cover image PUSHKIN'S CHILDREN: Writings on Russia and Russians

PUSHKIN'S CHILDREN: Writings on Russia and Russians

Tat'iana Tolstaia, . . Houghton Mifflin/ Mariner, $12 (256pp) ISBN 978-0-618-12500-5
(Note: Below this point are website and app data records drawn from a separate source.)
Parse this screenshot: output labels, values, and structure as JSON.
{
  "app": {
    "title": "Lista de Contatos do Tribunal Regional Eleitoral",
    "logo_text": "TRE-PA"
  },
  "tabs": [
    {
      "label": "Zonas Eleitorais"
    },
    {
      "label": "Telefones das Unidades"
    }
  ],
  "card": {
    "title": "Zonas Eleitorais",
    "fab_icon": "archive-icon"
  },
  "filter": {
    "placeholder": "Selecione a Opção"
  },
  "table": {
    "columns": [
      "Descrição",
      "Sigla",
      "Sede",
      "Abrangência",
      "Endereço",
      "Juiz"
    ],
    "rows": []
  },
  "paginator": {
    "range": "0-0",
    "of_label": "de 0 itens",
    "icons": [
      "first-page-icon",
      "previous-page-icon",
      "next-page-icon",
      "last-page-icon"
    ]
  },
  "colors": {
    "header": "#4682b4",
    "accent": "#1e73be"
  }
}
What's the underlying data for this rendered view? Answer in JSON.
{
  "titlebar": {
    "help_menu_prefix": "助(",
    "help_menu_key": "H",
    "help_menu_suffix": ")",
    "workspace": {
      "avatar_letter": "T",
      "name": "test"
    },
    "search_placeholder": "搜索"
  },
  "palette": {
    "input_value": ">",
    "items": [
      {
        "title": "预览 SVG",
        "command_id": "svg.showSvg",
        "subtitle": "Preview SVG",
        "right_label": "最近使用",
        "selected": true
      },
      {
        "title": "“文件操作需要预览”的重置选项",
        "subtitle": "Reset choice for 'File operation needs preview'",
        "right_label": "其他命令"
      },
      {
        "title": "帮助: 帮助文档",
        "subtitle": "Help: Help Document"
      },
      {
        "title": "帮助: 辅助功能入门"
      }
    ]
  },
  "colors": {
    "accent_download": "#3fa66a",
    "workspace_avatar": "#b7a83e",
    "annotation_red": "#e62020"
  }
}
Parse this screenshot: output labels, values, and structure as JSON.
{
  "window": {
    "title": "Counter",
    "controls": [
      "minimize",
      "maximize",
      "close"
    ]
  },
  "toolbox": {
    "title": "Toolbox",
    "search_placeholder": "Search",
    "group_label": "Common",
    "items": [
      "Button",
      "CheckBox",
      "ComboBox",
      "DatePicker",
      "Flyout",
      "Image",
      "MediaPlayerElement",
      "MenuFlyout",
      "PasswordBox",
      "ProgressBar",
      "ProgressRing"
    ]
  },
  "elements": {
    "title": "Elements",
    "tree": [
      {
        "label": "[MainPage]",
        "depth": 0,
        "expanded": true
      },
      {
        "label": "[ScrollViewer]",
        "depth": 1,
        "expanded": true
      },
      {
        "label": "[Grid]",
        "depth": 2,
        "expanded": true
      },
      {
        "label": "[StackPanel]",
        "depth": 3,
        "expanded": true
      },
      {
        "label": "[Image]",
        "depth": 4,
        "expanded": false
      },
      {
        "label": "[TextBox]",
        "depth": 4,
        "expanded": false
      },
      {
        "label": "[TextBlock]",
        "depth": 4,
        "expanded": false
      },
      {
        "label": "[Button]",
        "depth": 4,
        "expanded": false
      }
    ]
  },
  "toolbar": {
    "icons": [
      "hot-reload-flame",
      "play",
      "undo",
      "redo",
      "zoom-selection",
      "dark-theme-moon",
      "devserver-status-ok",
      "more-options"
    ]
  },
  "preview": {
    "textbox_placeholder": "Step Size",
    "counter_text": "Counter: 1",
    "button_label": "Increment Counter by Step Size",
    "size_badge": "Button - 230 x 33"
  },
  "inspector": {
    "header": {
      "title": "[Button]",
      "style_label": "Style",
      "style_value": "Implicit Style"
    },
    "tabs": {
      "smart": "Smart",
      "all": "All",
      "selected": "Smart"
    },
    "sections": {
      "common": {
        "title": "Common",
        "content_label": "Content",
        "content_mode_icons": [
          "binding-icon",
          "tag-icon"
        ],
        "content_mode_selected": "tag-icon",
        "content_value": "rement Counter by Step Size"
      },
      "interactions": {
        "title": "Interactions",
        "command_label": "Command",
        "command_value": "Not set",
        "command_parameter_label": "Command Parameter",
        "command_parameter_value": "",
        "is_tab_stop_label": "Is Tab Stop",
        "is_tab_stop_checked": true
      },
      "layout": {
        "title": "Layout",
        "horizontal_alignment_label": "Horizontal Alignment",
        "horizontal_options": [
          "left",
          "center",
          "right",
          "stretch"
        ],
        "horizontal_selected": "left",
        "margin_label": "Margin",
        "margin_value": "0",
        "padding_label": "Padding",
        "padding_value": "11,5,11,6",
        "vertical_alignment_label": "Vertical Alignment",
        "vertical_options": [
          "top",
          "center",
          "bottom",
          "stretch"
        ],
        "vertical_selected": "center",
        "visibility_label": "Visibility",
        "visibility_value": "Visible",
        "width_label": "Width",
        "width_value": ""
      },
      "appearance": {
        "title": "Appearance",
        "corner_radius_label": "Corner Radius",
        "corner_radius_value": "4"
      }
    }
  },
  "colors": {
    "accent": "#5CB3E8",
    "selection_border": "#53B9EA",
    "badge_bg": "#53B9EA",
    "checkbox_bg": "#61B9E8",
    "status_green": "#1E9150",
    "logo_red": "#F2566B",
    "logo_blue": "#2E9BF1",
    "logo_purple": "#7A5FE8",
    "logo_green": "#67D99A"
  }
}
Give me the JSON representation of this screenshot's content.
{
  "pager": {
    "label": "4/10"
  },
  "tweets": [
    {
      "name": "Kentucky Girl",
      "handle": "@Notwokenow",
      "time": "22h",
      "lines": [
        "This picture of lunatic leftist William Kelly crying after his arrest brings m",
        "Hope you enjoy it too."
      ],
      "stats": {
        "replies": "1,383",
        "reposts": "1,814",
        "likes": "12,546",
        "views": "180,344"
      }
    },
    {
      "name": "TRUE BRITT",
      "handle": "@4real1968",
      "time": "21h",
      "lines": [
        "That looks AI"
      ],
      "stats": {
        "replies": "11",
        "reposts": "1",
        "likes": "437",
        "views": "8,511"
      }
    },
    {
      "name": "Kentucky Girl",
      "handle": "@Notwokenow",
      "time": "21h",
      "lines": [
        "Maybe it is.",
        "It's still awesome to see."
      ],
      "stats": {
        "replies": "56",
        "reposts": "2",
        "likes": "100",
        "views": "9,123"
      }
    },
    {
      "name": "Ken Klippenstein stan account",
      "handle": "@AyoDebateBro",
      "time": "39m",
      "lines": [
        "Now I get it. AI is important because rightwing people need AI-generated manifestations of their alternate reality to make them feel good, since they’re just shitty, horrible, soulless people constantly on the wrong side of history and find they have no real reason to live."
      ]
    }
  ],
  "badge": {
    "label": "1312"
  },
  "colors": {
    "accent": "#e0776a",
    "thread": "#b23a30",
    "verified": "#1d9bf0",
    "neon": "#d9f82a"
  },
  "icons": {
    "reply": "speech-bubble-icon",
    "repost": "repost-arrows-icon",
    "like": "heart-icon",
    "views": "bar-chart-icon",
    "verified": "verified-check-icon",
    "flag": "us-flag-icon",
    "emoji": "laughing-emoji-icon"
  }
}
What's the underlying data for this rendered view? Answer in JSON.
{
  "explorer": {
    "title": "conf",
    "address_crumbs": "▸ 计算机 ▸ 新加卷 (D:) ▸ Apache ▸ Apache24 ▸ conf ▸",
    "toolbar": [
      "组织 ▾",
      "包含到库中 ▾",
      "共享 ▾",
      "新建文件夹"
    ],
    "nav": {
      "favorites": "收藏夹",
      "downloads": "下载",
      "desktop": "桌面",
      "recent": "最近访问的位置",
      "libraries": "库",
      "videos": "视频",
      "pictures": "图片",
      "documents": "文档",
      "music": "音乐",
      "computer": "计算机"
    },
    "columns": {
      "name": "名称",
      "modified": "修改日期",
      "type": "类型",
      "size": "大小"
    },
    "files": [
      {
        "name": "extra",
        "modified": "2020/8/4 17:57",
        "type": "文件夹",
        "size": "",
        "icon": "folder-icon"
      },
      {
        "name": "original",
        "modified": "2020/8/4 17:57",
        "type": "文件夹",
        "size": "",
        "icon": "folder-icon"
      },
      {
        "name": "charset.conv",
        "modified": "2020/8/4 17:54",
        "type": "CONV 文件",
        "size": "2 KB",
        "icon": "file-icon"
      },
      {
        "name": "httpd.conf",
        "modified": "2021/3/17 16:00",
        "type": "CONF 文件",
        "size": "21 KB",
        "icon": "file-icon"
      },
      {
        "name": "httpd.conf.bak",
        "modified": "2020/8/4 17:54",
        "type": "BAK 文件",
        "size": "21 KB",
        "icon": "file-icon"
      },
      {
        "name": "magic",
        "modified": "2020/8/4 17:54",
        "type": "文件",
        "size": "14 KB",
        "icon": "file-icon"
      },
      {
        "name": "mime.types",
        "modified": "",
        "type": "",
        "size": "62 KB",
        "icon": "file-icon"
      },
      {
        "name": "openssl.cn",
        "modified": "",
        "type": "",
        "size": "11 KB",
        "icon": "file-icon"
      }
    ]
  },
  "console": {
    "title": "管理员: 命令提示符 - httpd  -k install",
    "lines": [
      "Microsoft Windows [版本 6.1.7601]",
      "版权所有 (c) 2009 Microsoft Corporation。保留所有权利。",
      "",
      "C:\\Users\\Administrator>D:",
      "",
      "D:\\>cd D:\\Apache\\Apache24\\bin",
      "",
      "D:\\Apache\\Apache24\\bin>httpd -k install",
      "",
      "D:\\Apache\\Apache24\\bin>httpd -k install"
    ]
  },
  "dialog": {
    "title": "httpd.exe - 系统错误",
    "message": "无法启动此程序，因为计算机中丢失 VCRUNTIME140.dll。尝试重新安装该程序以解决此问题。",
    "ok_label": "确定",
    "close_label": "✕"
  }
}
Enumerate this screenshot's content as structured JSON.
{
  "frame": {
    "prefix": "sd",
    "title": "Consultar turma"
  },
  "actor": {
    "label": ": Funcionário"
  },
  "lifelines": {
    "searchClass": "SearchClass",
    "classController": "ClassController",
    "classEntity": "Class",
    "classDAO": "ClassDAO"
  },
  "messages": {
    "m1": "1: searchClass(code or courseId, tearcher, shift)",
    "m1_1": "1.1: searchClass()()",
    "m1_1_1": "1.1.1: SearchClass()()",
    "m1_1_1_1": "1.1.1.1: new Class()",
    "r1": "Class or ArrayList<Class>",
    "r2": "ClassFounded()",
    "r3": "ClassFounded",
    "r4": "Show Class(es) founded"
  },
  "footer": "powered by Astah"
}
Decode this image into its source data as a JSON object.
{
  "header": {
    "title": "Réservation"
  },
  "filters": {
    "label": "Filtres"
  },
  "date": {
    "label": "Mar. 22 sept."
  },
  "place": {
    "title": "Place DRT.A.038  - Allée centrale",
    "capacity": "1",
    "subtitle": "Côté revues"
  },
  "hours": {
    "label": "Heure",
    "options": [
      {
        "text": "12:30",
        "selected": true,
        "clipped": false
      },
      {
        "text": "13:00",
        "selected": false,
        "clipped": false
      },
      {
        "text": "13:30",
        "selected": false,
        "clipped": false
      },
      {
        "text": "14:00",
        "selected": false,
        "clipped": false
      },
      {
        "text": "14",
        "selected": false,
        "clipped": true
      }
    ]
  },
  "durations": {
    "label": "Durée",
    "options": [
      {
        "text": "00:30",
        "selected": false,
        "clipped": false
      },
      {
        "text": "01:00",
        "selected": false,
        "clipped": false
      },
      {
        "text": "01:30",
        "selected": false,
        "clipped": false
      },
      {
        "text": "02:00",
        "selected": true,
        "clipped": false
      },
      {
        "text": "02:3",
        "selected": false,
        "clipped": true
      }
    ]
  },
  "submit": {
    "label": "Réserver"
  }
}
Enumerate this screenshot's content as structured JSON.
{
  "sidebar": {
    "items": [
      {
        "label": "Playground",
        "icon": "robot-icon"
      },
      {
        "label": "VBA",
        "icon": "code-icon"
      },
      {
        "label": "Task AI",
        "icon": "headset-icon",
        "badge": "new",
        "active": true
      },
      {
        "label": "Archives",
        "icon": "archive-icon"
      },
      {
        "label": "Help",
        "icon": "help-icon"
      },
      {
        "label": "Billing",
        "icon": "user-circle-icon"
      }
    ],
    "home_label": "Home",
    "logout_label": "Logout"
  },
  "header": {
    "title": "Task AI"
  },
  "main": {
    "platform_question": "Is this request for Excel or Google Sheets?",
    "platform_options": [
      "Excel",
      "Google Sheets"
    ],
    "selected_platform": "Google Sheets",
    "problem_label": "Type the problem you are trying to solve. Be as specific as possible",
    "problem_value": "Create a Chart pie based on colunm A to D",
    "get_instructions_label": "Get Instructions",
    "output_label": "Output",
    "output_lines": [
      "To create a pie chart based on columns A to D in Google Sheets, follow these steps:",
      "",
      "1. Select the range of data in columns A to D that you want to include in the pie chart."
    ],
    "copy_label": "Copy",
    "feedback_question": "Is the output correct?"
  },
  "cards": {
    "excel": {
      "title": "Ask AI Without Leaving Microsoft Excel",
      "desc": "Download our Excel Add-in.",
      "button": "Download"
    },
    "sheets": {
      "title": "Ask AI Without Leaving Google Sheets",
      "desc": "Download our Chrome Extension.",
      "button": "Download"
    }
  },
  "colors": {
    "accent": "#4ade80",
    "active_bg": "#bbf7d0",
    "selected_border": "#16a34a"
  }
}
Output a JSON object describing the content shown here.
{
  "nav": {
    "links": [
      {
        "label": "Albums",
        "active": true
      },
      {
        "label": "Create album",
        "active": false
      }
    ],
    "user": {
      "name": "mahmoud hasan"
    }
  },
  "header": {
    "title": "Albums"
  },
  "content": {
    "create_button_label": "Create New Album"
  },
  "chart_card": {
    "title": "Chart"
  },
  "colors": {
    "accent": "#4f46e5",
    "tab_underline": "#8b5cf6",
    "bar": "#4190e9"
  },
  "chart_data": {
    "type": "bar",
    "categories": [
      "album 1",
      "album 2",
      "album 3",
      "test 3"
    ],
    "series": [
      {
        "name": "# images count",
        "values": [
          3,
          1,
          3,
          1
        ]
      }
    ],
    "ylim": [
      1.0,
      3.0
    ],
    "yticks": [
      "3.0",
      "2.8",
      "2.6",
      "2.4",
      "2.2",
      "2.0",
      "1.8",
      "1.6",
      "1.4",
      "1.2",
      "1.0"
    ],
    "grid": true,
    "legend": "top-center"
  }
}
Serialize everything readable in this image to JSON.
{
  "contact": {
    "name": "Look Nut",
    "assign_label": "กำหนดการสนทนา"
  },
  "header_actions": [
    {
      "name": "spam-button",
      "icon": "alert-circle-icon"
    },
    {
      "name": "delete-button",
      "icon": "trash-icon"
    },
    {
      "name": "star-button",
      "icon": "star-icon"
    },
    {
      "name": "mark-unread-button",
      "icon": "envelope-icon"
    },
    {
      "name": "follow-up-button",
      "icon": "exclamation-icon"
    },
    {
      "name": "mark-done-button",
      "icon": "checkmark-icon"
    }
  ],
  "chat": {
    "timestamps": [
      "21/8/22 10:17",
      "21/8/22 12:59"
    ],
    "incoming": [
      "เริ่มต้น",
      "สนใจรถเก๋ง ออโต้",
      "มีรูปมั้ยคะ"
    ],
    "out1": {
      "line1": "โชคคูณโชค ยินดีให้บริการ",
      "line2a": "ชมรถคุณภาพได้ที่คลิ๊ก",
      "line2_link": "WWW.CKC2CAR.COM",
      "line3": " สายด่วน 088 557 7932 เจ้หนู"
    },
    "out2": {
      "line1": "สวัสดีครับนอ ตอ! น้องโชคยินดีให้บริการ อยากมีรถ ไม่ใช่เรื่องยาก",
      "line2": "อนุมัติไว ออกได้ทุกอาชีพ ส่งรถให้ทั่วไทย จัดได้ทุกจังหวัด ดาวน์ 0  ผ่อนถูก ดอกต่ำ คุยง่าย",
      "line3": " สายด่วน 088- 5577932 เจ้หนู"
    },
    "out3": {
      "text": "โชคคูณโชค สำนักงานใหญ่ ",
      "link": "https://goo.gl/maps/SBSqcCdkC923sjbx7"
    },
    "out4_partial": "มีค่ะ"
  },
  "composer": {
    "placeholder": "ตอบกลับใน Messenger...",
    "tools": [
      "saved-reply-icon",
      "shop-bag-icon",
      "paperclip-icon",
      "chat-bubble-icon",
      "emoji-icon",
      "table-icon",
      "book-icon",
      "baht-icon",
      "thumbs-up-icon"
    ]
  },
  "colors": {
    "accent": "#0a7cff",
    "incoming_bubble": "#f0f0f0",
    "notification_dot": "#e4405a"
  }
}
Written between 1990 and 2000, the 20 essays in this collection offer a progressive, dynamic meditation on Russia's recent political and cultural climate. Many of the pieces are book reviews culled from such publications as the New York Review of Books and the New Republic, but Tolstaya, an internationally acclaimed journalist and fiction writer (The Golden Porch; Sleepwalker in a Fog), goes far beyond the task of reviewing. Her careful and succinct critiques offer original, highly informed takes on the books' subjects, ranging from political biography to cultural history. Tolstaya has little patience for writers who shore shoddy research with patronizing egotism, illustrated by such lines from this stinger of a review of Gail Sheehy's 1990 biography of Gorbachev: "You have to be quite fearless, an adventurer, extraordinarily self-assured, to offer American readers a book about a country that you yourself do not understand." In 1991, Tolstaya defends Yeltsin against criticisms that his decrees to wrest power from Communist Party leaders were undemocratic: "A man who watches a wolf devouring his child does not begin a discussion of animal rights." Tolstaya reserves particular contempt for Alexander Solzhenitsyn. In reviews of two of his works, she finds that the isolated writer and political activist idol was rendered obsolete long before his 1995 return to Russia. In the end, Tolstaya's essays in this compact, historically significant volume offer a fascinating, highly intelligent analysis of Russian society and politics. (Jan.)